These events are highly improbable, unpredictable by definition and have huge impacts on our lives. But are they really unpredictable? Are they as random or important as we think?
And most importantly, can we improve our thinking to better understand and predict the unknown?
For Nassim Nicholas Taleb, the answer to the last question is yes.
A prominent scholar and risk analyst, Taleb believes that the way we think about risk is restricted and fundamentally flawed. We focus too much on what we know, and not enough on what we don’t know.
In ‘The Black Swan’, he takes on the orthodoxy of statistics and probability theory and offers tricks for handling and learning from unexpected events.
Spotting Black Swans
The book itself often feels digressive and self-aggrandising, but the ideas are good. Taleb convincingly criticises everything from the Gaussian curve and the scientific method, to heuristics and human cognition.
But this isn’t an overly academic or scientific book; there’s no complex discussion or convincing case studies. Taleb is partial instead to a mix of anecdotes, counterfactuals and real-world examples, though his choice of the latter is disappointingly predictable: paragraphs about the rise of Google and the fall of Black-Scholes make several appearances.
Where this book succeeds is in its ability to question how we manage risk, and to offer alternative ways of thinking and using data.
When it comes to managing risk, the challenge, Taleb says, is to use systems of thinking that are ‘antifragile’ and less reliant on known information. Resilient systems of thinking embrace variability and unknowns, and absorb and improve from unexpected events.
Is it worth a read?
Will this book help decision makers and businesses act in a world characterised by black swan events? Probably not.
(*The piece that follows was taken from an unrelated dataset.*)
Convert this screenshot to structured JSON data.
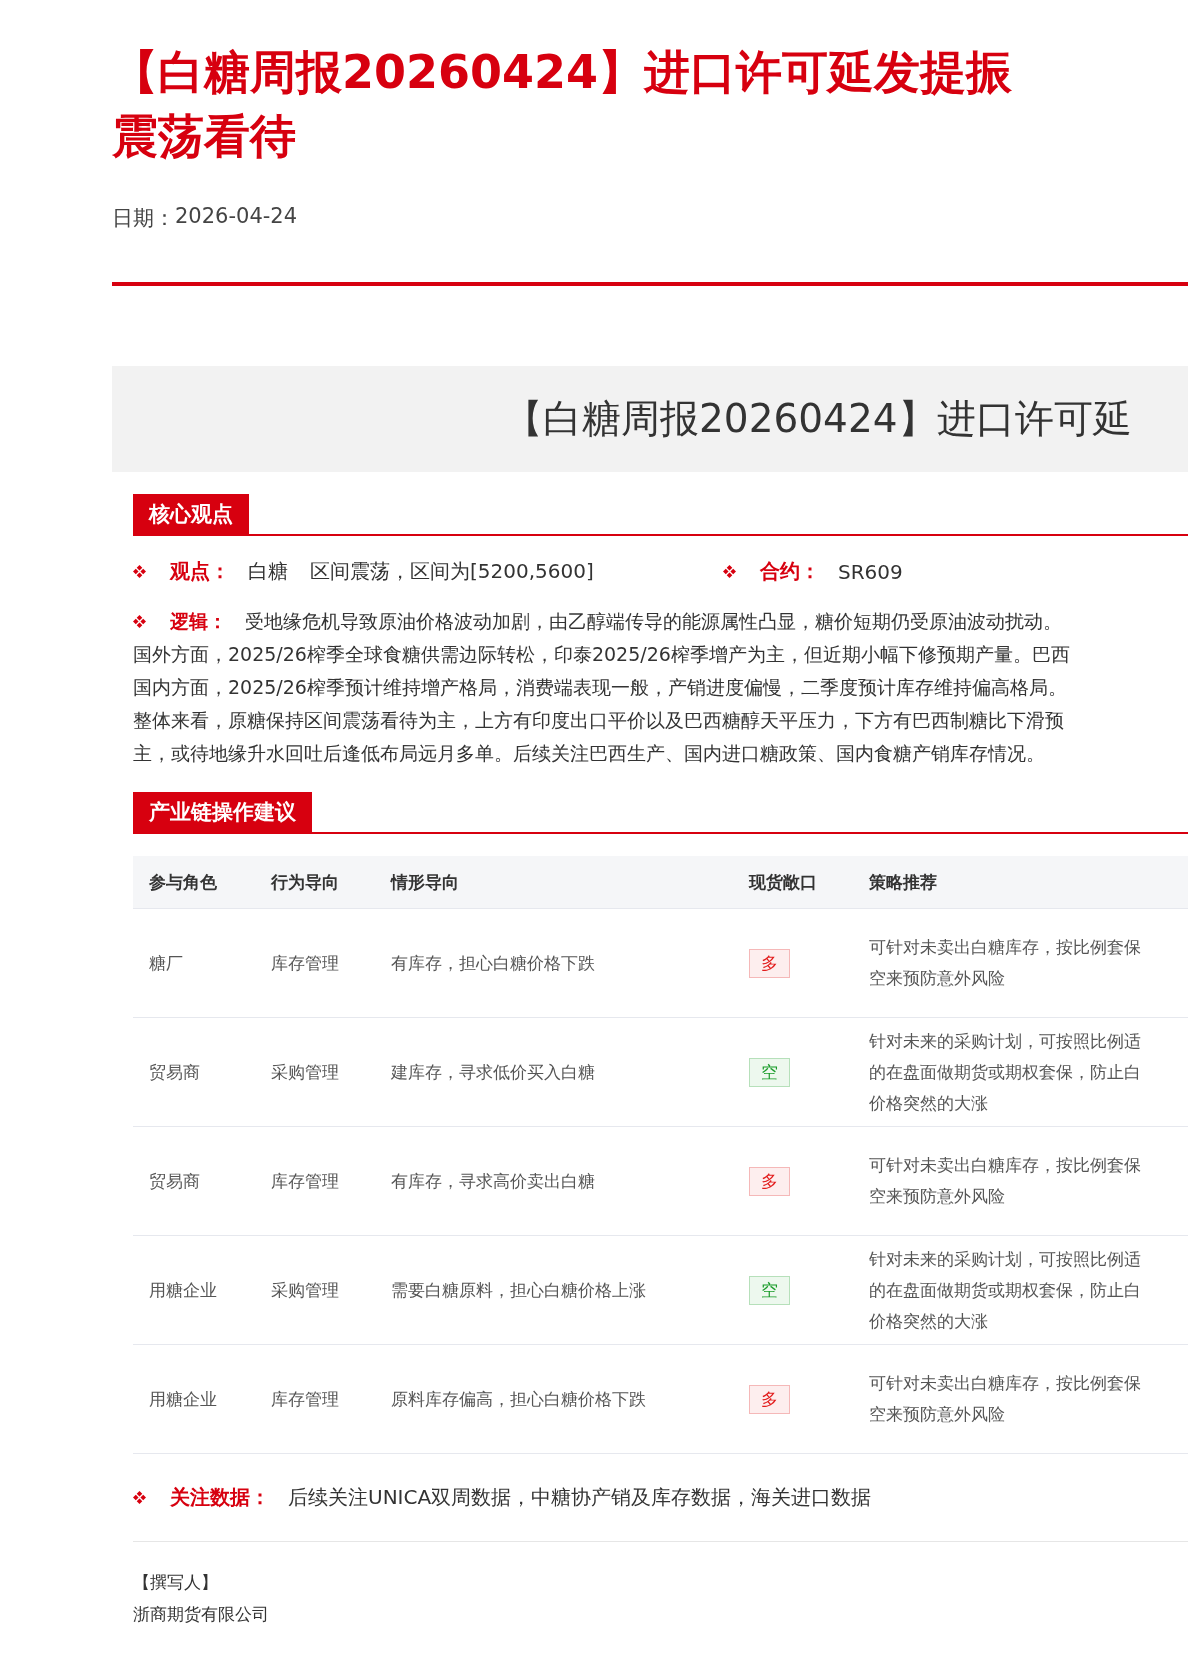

But Taleb’s ideas will provoke introspection and encourage you to focus less on what you know, and more on what you don’t know.
For readers familiar with chaos theory, statistics or the writings of Thomas Kuhn, Taleb’s book says nothing new. But even the most well read among us will find ‘The Black Swan’ to be an entertaining (if not insightful) look into the world of the expectedly unexpected.